A MAN was slapped with a £700 fine for carrying out unauthorised works on a 200-year-old tree in the Yorkshire Dales.

48-year-old Ian Middleton, of Helmside, Dent, was also ordered to pay costs of £1,300 to the Yorkshire Dales National Park Authority (YDNPA).

The YDNPA brought the prosecution following a planning enforcement investigation prompted by a complaint from a member of the public.

The charge against Middleton, a tree surgeon, related to works carried out on a 200-year-old tree at Dent, around six miles south east of Sedbergh.

Dent is a conservation area which means certain checks need to be carried out prior to any work on trees taking place.

Middleton entered a not guilty plea at York Magistrates' Court on January 14. His co-accused on the day, Margaret Taylor, of High Laning Caravan & Camping Park, Dent, admitted breaching section 211 of the Town and Country Planning Act and was fined £2,000.

The magistrates' court heard a witness statement from a YDNPA officer, who said the tree would now "die slowly" and argued the extent of the damage was "tantamount to felling".

But when appearing at York Crown Court, Middleton pleaded guilty to 'wilfully damaging, topping or lopping a tree in a conservation area, contrary to Section 211 and 210 (1)(a) of the Town and Country Planning Act 1990', receiving a £700 fine and being ordered to pay costs.

A YDNPA spokesman said: “The Crown Court judge made clear that Ian Middleton was misled by Margaret Taylor into thinking that the work on the tree was permissible."

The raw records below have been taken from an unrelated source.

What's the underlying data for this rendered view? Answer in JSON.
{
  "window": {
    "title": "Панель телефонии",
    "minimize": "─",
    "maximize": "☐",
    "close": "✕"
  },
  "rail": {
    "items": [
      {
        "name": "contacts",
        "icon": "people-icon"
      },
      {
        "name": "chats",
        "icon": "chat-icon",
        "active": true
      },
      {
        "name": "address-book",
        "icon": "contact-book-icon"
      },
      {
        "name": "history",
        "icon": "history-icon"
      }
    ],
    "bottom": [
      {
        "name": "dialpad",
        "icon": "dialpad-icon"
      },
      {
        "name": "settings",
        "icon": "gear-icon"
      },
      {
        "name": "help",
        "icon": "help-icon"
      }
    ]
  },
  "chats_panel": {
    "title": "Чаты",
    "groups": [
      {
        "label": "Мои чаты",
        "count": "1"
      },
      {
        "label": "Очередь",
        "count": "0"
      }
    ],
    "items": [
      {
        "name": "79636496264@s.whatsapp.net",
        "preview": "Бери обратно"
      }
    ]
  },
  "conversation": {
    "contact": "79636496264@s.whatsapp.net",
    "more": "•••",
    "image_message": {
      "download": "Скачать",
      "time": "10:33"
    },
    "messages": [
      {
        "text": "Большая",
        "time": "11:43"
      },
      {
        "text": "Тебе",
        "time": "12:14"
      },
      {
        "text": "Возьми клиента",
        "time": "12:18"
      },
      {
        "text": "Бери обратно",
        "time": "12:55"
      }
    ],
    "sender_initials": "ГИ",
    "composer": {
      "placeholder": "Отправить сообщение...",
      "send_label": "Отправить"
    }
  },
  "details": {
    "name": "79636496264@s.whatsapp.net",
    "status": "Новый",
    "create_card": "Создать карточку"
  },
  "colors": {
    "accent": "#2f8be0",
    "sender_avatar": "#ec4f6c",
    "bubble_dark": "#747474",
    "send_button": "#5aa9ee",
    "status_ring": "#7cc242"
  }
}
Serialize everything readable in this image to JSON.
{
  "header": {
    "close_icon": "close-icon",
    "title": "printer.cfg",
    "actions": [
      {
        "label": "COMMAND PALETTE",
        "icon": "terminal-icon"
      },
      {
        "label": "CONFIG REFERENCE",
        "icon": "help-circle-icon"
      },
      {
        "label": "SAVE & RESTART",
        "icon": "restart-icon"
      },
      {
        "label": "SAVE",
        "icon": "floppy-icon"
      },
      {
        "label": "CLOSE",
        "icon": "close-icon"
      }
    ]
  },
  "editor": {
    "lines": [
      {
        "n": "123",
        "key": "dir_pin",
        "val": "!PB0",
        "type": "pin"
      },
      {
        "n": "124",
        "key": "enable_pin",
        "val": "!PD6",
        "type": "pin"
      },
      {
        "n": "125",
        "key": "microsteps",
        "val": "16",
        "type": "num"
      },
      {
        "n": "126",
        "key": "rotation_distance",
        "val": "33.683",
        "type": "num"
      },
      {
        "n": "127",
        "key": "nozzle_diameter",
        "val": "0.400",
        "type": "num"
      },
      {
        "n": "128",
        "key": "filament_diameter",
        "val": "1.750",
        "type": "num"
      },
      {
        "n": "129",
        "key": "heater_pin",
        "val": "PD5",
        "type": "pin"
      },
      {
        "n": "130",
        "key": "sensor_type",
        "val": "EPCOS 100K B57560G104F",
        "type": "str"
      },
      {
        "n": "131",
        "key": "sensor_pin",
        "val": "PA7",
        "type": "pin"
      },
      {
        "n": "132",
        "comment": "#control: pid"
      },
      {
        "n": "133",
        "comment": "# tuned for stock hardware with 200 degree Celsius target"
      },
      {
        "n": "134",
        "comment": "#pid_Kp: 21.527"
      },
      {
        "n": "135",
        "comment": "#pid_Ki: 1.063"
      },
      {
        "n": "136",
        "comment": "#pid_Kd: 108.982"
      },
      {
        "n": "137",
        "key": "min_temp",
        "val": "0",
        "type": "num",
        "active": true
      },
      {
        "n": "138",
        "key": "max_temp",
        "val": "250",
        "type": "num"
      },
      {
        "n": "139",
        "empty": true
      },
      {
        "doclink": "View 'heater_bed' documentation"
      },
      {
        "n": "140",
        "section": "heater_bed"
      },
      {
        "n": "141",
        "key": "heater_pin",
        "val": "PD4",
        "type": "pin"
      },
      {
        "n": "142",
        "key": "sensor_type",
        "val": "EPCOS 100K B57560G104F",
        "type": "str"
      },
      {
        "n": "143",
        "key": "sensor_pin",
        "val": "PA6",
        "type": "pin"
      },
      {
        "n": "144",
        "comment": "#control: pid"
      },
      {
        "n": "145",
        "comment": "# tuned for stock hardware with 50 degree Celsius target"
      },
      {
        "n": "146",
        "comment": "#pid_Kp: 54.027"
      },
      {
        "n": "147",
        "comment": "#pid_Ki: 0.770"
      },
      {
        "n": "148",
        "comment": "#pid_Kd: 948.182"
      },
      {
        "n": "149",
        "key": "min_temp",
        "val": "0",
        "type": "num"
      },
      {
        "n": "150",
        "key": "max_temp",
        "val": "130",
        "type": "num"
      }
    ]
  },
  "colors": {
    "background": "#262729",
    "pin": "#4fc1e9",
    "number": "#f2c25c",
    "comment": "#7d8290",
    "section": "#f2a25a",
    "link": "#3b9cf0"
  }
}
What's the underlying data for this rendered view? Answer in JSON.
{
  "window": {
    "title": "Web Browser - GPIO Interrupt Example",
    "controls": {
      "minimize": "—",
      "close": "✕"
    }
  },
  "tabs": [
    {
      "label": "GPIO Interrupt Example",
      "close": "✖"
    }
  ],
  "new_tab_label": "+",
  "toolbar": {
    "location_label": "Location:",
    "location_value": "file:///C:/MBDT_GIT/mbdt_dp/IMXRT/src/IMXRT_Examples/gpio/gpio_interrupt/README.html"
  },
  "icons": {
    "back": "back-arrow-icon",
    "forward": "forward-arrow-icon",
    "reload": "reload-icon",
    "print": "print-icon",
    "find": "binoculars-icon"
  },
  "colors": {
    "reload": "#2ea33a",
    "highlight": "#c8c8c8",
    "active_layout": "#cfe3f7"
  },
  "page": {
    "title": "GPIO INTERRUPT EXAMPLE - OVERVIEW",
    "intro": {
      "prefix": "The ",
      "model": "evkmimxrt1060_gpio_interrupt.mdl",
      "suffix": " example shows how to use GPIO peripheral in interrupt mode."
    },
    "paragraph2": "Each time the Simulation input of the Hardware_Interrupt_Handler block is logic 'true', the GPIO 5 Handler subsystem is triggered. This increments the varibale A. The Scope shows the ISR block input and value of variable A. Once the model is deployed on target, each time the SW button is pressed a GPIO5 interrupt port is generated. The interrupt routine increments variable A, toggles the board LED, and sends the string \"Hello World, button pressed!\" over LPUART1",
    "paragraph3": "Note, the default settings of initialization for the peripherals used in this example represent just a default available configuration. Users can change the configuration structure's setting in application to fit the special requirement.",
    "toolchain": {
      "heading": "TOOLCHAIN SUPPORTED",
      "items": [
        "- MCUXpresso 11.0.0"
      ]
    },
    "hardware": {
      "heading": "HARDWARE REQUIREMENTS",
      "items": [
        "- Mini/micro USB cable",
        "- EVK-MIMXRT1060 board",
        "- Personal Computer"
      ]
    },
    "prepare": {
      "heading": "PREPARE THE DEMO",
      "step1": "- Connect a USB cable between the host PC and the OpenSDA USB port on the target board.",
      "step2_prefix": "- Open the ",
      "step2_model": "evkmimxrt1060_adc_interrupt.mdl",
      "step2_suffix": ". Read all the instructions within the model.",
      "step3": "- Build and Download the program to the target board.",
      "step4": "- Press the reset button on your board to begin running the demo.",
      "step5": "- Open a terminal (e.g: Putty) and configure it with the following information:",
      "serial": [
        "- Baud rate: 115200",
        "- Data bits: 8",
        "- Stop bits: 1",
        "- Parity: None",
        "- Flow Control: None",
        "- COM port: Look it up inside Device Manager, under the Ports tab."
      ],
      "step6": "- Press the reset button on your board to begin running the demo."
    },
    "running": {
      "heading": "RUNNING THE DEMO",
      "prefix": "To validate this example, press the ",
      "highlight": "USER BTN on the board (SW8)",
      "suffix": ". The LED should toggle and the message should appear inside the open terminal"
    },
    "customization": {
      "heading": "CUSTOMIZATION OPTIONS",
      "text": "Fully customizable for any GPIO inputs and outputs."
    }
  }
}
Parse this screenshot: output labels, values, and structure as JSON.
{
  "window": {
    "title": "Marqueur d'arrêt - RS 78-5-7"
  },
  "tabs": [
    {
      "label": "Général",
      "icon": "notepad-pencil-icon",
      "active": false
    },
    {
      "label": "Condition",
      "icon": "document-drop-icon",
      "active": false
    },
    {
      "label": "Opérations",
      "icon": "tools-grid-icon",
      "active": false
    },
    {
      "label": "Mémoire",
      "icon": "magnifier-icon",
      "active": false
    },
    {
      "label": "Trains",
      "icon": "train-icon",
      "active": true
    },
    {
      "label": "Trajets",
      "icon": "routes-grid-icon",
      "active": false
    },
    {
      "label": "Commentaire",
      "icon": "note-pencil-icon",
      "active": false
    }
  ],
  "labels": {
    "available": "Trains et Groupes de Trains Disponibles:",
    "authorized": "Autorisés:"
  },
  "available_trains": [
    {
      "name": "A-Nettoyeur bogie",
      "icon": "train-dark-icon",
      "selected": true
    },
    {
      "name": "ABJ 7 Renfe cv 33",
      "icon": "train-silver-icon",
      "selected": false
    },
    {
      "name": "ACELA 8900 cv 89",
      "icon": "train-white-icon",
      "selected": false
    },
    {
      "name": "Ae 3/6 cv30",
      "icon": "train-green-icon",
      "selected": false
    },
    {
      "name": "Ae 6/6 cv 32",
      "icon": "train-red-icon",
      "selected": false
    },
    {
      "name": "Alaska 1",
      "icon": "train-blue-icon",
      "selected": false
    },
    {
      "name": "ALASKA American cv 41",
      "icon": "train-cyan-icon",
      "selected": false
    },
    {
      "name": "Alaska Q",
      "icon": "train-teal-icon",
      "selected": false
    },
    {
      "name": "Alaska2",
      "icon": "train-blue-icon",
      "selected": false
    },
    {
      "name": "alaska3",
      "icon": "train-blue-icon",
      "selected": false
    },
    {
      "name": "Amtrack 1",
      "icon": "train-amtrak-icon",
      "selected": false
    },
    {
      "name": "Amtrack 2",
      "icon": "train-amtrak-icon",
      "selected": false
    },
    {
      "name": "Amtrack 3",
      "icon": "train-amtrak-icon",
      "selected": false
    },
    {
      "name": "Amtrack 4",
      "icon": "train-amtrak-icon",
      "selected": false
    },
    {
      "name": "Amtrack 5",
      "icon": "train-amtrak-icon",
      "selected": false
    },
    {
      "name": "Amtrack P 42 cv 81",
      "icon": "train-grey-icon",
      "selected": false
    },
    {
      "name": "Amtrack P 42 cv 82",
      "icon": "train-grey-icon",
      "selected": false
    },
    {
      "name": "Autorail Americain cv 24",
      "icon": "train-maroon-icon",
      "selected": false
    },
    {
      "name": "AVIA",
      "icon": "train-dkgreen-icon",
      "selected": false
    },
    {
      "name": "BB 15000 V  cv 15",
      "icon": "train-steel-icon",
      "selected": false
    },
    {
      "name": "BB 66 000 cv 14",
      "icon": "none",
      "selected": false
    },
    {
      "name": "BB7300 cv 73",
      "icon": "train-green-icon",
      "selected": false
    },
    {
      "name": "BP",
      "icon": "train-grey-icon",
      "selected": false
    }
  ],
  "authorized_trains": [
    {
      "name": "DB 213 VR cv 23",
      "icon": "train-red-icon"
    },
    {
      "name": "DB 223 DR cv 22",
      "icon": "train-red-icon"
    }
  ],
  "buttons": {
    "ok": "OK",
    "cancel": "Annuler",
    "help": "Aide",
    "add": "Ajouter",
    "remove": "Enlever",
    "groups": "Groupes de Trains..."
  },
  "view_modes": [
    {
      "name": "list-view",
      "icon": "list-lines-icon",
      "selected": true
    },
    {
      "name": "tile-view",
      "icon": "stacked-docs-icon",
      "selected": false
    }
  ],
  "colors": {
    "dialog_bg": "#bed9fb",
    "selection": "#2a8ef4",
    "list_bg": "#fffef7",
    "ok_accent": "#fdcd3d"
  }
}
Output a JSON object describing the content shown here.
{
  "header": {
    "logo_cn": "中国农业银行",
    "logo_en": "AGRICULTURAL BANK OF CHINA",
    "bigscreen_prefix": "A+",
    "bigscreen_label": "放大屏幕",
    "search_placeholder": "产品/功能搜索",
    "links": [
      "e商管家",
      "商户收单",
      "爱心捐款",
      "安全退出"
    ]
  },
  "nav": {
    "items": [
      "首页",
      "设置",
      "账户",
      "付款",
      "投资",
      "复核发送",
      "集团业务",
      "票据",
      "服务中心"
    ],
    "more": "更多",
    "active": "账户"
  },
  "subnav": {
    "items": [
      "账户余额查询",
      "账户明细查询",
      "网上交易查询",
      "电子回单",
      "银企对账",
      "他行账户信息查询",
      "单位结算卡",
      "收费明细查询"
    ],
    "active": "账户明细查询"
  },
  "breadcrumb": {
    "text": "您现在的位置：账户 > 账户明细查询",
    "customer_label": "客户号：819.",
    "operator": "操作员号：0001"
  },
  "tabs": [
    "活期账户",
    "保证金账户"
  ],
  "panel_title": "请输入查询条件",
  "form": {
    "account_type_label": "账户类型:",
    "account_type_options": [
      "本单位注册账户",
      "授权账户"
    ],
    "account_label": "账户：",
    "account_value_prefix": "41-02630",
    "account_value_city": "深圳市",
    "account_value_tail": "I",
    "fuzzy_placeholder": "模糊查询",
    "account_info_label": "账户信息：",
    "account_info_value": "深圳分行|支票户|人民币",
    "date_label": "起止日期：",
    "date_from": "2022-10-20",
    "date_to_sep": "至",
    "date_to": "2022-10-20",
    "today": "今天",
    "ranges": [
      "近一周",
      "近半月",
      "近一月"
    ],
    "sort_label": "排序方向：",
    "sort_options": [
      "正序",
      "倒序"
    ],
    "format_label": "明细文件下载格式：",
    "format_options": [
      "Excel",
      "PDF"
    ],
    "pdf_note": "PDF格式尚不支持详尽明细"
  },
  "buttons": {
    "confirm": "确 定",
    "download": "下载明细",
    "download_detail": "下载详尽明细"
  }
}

He added: "However, the judge also pointed out that Dent was a well-known conservation area and that Mr Middleton should have known that checks were needed before carrying out any work.”

The case against Taylor and Middleton was the second time in just four months that the national park authority has brought a prosecution related to unauthorised works on trees. In November, two men pleaded guilty to destroying a tree in the Gayle Conservation Area, Richmondshire.